■ Goal of the exercise
Pull out every line below holding the word "duration".

(Excerpts from a dataset)
····················
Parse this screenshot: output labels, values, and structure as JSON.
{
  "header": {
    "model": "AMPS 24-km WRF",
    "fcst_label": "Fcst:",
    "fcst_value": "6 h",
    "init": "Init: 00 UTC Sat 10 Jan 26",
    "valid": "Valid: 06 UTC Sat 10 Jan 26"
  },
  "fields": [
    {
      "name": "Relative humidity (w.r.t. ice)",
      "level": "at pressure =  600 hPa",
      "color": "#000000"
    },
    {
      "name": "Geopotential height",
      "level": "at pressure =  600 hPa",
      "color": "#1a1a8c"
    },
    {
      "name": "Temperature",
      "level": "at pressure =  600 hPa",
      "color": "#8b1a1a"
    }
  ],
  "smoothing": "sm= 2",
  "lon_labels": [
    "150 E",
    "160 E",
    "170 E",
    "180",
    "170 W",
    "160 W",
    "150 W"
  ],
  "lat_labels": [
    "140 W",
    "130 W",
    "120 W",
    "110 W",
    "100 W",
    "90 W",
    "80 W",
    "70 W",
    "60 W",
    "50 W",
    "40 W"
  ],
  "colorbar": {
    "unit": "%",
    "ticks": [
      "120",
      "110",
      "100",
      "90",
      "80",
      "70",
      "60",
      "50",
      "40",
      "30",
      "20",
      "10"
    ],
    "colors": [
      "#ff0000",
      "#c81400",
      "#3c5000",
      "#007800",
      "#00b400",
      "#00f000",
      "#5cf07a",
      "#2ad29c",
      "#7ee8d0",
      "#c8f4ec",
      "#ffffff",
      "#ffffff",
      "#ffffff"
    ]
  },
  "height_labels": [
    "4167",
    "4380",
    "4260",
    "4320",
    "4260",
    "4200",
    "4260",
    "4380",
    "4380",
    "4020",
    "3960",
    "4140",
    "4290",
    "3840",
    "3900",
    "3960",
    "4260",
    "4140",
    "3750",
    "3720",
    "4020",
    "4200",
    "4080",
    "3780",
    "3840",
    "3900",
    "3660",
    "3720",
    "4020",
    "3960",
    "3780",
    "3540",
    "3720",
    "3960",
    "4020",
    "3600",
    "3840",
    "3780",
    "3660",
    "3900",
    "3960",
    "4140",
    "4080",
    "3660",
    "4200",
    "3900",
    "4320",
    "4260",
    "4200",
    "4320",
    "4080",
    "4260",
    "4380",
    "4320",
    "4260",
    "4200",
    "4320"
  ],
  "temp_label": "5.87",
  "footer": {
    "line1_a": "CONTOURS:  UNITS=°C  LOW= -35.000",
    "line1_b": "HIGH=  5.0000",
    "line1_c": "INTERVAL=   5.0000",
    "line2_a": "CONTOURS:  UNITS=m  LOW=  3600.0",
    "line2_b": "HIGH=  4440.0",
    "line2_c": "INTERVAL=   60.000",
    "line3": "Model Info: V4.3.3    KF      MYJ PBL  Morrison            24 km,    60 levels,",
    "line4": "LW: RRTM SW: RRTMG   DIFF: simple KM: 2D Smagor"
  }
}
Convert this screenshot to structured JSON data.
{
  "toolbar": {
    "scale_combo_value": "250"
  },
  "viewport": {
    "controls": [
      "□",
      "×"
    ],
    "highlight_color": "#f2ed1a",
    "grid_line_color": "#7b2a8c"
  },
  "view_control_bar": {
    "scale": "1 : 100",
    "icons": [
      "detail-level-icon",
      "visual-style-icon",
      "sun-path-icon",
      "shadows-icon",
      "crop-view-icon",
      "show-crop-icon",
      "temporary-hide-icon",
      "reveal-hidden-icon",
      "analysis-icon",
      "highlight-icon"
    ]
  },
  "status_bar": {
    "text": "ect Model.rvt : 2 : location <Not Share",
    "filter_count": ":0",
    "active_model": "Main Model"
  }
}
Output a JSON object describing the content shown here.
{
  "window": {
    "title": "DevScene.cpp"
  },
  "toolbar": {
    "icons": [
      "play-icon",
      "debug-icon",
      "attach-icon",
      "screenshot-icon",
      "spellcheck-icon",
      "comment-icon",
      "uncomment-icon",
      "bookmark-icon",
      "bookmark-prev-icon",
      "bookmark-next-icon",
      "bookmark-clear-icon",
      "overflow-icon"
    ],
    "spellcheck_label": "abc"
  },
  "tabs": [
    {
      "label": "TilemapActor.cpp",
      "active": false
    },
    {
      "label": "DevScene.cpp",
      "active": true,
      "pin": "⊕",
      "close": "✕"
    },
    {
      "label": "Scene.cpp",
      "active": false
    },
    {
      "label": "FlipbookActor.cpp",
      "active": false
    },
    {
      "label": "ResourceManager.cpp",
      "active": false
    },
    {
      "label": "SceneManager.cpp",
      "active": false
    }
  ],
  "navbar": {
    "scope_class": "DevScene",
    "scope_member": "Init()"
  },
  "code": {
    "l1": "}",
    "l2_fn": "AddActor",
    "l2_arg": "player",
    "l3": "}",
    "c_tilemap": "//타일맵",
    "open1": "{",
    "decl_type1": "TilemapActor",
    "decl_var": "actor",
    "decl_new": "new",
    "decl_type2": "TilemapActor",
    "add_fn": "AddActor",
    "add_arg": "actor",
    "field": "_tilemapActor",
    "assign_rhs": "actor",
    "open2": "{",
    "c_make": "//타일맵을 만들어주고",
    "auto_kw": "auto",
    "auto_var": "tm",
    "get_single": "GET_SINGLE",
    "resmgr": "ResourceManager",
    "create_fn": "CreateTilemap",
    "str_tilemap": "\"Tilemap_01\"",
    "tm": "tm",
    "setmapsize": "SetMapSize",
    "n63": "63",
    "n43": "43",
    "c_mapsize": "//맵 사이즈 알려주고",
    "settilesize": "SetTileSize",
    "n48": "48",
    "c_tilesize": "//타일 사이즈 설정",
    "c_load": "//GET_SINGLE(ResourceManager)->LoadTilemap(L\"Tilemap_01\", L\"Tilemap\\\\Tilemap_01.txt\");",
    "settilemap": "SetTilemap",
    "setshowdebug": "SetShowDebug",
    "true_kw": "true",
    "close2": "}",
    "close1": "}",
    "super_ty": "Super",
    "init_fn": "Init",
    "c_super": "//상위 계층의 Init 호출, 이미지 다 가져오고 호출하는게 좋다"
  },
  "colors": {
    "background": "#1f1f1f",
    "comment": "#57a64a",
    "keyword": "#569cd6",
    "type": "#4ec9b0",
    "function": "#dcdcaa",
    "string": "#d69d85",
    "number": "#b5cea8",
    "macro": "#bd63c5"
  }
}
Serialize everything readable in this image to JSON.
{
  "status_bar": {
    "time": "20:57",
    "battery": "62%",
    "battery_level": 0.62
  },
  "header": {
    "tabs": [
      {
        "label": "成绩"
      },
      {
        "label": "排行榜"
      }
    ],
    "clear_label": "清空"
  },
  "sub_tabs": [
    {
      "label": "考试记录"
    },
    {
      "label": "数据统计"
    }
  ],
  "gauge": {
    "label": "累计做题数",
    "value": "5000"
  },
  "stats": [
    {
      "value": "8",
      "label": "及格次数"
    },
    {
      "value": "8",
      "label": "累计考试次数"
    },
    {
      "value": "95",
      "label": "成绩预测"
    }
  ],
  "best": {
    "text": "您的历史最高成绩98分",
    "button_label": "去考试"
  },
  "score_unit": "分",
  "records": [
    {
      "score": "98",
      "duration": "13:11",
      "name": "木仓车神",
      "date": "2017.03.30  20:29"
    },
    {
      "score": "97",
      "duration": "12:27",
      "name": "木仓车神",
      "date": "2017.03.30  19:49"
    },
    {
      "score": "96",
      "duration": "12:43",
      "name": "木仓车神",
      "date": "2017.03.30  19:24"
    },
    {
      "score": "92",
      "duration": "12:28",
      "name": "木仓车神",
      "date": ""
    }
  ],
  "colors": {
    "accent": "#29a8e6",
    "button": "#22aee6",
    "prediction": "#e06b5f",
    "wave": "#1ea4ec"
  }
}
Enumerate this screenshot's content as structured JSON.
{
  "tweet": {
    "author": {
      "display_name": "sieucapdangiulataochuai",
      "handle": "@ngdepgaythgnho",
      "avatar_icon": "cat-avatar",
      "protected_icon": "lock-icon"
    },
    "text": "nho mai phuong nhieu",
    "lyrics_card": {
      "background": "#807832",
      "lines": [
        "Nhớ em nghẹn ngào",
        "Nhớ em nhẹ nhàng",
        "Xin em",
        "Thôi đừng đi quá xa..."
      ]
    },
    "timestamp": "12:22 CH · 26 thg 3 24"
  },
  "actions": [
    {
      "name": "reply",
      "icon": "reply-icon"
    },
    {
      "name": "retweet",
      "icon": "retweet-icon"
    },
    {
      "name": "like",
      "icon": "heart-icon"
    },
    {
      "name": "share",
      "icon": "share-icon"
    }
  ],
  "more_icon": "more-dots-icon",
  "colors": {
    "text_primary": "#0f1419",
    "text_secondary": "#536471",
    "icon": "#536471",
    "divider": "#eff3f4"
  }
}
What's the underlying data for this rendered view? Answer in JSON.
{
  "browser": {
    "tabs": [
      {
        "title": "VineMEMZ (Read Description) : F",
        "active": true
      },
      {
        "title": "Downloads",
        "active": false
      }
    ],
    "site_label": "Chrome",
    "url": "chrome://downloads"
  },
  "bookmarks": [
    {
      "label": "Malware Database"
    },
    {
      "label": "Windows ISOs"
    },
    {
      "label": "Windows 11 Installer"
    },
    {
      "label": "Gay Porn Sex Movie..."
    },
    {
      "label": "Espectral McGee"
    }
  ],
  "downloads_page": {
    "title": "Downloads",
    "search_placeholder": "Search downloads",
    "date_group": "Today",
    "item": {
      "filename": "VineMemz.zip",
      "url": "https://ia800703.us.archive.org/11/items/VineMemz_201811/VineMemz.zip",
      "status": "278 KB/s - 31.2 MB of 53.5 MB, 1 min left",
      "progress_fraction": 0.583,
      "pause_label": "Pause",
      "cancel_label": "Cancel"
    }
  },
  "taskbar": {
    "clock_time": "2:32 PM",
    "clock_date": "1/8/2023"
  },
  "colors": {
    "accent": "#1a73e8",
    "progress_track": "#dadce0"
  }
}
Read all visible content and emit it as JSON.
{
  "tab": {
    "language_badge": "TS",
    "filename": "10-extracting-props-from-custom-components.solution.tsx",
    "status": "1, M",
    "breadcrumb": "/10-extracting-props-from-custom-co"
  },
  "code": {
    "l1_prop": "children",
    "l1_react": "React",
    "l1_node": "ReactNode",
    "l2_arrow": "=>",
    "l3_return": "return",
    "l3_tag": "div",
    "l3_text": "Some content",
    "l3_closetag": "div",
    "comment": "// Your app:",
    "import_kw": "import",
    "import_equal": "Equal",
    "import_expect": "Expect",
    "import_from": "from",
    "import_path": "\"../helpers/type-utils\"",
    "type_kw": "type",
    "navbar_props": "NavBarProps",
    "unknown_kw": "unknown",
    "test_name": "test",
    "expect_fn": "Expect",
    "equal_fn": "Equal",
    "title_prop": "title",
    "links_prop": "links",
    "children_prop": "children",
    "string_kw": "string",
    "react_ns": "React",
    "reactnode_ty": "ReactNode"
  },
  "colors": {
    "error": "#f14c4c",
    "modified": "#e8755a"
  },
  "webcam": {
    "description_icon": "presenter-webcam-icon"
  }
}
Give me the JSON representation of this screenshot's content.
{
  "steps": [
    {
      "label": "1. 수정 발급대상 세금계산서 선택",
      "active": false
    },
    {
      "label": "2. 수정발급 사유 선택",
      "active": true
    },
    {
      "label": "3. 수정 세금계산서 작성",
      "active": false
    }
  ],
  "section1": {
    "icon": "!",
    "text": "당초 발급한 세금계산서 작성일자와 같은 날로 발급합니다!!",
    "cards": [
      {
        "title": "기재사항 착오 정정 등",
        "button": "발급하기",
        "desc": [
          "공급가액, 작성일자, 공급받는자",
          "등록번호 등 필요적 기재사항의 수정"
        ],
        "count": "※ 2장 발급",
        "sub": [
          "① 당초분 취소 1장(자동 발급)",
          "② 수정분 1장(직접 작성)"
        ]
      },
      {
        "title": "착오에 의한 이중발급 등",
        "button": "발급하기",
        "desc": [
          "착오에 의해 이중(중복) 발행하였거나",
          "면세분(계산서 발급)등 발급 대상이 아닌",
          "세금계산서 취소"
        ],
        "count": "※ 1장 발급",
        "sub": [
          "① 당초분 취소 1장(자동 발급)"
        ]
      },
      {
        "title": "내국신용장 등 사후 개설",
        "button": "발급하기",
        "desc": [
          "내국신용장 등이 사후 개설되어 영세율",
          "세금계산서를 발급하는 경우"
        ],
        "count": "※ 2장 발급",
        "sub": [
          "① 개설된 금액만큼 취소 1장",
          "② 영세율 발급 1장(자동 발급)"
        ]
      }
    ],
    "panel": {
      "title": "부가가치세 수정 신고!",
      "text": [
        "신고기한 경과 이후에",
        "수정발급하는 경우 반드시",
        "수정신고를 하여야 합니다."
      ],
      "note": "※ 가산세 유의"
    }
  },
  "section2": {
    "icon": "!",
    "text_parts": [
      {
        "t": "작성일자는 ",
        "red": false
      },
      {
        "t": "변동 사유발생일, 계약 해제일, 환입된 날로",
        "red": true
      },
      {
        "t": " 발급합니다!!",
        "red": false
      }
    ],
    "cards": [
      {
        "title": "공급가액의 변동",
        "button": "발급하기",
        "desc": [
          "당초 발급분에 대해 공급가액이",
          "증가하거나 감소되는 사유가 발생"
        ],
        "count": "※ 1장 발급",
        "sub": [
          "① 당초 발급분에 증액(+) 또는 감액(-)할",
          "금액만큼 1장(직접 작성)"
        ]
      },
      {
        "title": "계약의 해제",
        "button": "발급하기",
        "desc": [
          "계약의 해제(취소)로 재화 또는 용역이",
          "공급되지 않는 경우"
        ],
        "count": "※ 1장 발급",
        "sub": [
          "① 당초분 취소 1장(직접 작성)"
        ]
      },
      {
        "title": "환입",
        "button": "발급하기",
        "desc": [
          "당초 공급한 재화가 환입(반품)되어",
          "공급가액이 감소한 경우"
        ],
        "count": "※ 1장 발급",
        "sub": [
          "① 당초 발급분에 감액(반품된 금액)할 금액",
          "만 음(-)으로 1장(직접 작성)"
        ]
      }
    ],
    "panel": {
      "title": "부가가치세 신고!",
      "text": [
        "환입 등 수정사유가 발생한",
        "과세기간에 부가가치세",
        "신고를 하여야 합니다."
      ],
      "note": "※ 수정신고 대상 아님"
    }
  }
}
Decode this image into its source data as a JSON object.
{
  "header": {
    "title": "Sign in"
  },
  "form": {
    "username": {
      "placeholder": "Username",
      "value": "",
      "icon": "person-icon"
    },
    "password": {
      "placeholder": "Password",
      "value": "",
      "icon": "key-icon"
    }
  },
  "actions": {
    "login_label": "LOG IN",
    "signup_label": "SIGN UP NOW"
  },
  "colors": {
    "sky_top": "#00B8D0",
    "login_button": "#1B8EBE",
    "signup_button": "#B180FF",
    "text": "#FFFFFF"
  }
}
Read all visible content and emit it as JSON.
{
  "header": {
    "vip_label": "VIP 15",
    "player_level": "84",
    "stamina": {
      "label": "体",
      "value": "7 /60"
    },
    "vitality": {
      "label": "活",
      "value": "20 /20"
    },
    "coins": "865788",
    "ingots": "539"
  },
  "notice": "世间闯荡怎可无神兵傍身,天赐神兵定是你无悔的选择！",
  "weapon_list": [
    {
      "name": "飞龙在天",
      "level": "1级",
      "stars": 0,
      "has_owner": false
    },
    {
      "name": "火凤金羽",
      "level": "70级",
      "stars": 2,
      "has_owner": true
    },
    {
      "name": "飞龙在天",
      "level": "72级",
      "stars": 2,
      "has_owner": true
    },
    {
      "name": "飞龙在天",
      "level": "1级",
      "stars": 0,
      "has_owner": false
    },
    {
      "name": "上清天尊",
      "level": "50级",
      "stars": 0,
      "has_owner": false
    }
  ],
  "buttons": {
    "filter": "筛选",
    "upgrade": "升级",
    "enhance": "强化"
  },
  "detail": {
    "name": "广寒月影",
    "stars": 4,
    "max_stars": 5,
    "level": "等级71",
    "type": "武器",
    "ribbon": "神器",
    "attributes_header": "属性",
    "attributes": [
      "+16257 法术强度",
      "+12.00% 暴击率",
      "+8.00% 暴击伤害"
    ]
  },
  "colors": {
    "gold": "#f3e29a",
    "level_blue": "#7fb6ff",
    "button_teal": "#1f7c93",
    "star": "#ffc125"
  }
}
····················
■ Solution
      "duration": "13:11",
      "duration": "12:27",
      "duration": "12:43",
      "duration": "12:28",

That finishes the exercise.